About 9,500 years ago pyroclastic flows swept down from Shastina and its satellite, Black Butte, burning and burying the forests that stood where Weed and Mount Shasta City are today. Radiocarbon dating of charcoal from these forests dates the eruptions at about 9,500 years ago (Miller, 1978). The flow deposits have red (oxidized) tops and contain prismatically-jointed blocks, both of which indicate that they were emplaced at high temperatures (Figure 29). Similar pyroclastic flows from the Hotlum cone have travelled 10 to 20 kilometers down valleys on all sides of the mountain during the past several thousand years, and Miller (1980) estimates that the collapse of a dome high on Mount Shasta during a future eruption could create pyroclastic flows that would overrun low-lying areas up to 30 kilometers from the volcano (Figure 30).
Mt. Hood, the tallest volcano in Oregon, could threaten I-84 with mudflows and / or hot ashes (depending on the severity of the eruption), and would probably destroy the main drinking water source for Portland (that would have economic reverberations for the whole State of Oregon).
Mt. Rainier (Tahoma) poses the largest lahar risks for any Cascadian volcano, which has made extremely large mud flows in previous millennia. A number of cities downstream of the mountain would be engulfed by the lahars should a large eruption melt Rainier’s glaciers, which could sever I-5 and the main north-south rail lines for an extended period. An eruption of Rainier would sever the main road and rail routes in western Washington. It would also disrupt oil shipments to Oregon since Oregon's oil is brought in through Puget Sound docks and refineries before being sent south to Portland.
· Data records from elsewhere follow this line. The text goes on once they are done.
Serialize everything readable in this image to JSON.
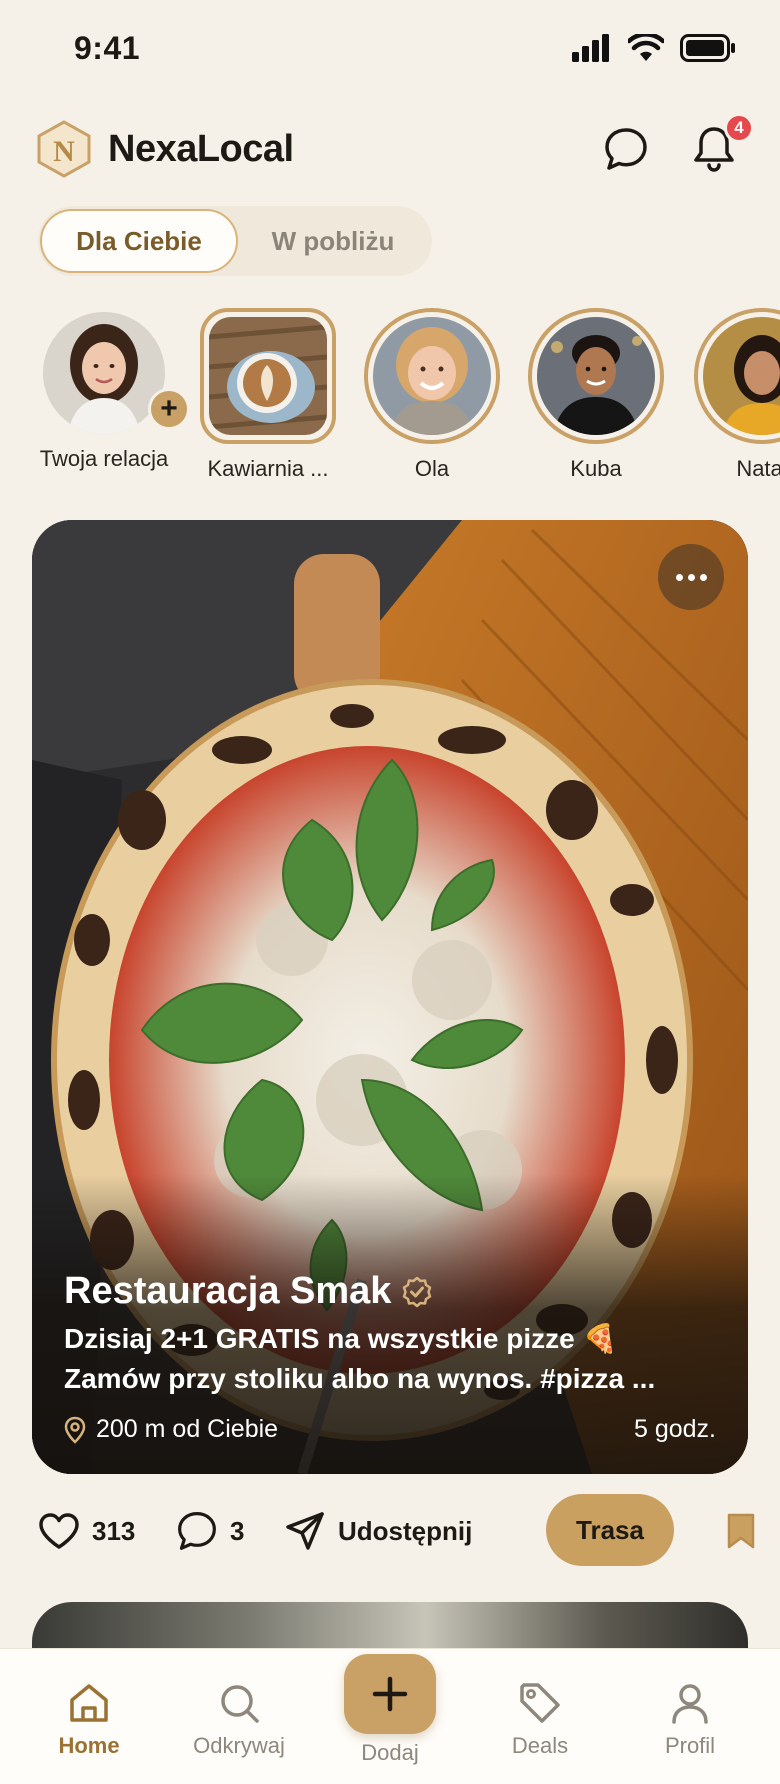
{
  "status_bar": {
    "time": "9:41"
  },
  "header": {
    "app_name": "NexaLocal",
    "logo_letter": "N",
    "notifications_count": "4"
  },
  "tabs": [
    {
      "label": "Dla Ciebie",
      "active": true
    },
    {
      "label": "W pobliżu",
      "active": false
    }
  ],
  "stories": [
    {
      "label": "Twoja relacja",
      "own": true
    },
    {
      "label": "Kawiarnia ..."
    },
    {
      "label": "Ola"
    },
    {
      "label": "Kuba"
    },
    {
      "label": "Natal"
    }
  ],
  "post": {
    "title": "Restauracja Smak",
    "line1": "Dzisiaj 2+1 GRATIS na wszystkie pizze 🍕",
    "line2": "Zamów przy stoliku albo na wynos. #pizza ...",
    "distance": "200 m od Ciebie",
    "time_ago": "5 godz."
  },
  "actions": {
    "likes": "313",
    "comments": "3",
    "share_label": "Udostępnij",
    "route_label": "Trasa"
  },
  "nav": {
    "home": "Home",
    "explore": "Odkrywaj",
    "add": "Dodaj",
    "deals": "Deals",
    "profile": "Profil"
  },
  "colors": {
    "accent": "#c9a065",
    "accent_dark": "#9a7233",
    "background": "#f6f1e8",
    "badge": "#e5484d"
  }
}
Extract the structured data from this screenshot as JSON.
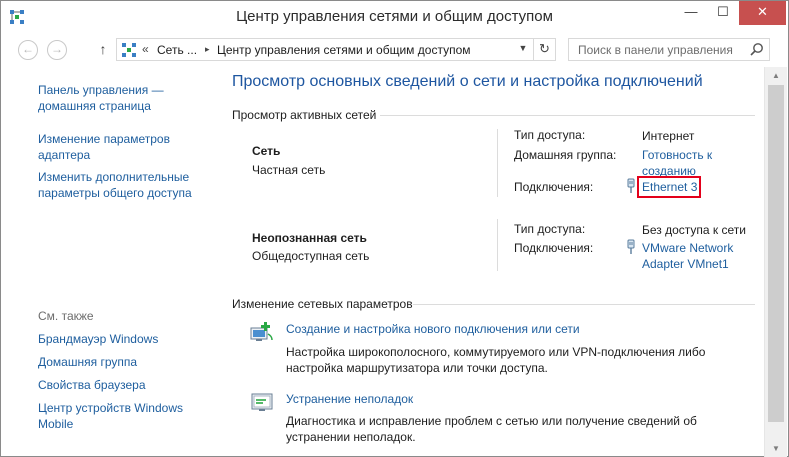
{
  "window": {
    "title": "Центр управления сетями и общим доступом",
    "minimize": "—",
    "maximize": "☐",
    "close": "✕"
  },
  "nav": {
    "back": "←",
    "forward": "→",
    "up": "↑",
    "breadcrumb_sep1": "«",
    "breadcrumb_1": "Сеть ...",
    "breadcrumb_sep2": "▸",
    "breadcrumb_2": "Центр управления сетями и общим доступом",
    "dropdown": "▼",
    "refresh": "↻",
    "search_placeholder": "Поиск в панели управления"
  },
  "sidebar": {
    "home_line1": "Панель управления —",
    "home_line2": "домашняя страница",
    "adapter_line1": "Изменение параметров",
    "adapter_line2": "адаптера",
    "sharing_line1": "Изменить дополнительные",
    "sharing_line2": "параметры общего доступа",
    "see_also": "См. также",
    "firewall": "Брандмауэр Windows",
    "homegroup": "Домашняя группа",
    "browser": "Свойства браузера",
    "device_center_line1": "Центр устройств Windows",
    "device_center_line2": "Mobile"
  },
  "main": {
    "heading": "Просмотр основных сведений о сети и настройка подключений",
    "active_networks_title": "Просмотр активных сетей",
    "networks": [
      {
        "name": "Сеть",
        "type": "Частная сеть",
        "access_label": "Тип доступа:",
        "access_value": "Интернет",
        "homegroup_label": "Домашняя группа:",
        "homegroup_value_line1": "Готовность к",
        "homegroup_value_line2": "созданию",
        "connections_label": "Подключения:",
        "connection_value": "Ethernet 3"
      },
      {
        "name": "Неопознанная сеть",
        "type": "Общедоступная сеть",
        "access_label": "Тип доступа:",
        "access_value": "Без доступа к сети",
        "connections_label": "Подключения:",
        "connection_value_line1": "VMware Network",
        "connection_value_line2": "Adapter VMnet1"
      }
    ],
    "change_settings_title": "Изменение сетевых параметров",
    "tasks": [
      {
        "title": "Создание и настройка нового подключения или сети",
        "desc_line1": "Настройка широкополосного, коммутируемого или VPN-подключения либо",
        "desc_line2": "настройка маршрутизатора или точки доступа."
      },
      {
        "title": "Устранение неполадок",
        "desc_line1": "Диагностика и исправление проблем с сетью или получение сведений об",
        "desc_line2": "устранении неполадок."
      }
    ]
  },
  "scrollbar": {
    "up": "▲",
    "down": "▼"
  },
  "colors": {
    "link": "#1e5e9e",
    "heading": "#1e56a0",
    "close_button": "#c7504f",
    "highlight_box": "#e3001b"
  }
}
Mount Rainier has 26 glaciers containing more than five times as much snow and ice as all the other Cascade volcanoes combined. If only a small part of this ice were melted by volcanic activity, it would yield enough water to trigger enormous lahars. Mount Rainier's potential for generating destructive mudflows is enhanced by its great height above surrounding valleys. .... Scientists estimate that debris flows can travel the distance between Mount Rainier and the Puget Sound lowland in as little as 30 minutes to a few hours. About 100,000 people now live in areas that have been buried by debris flows during the past few thousand years.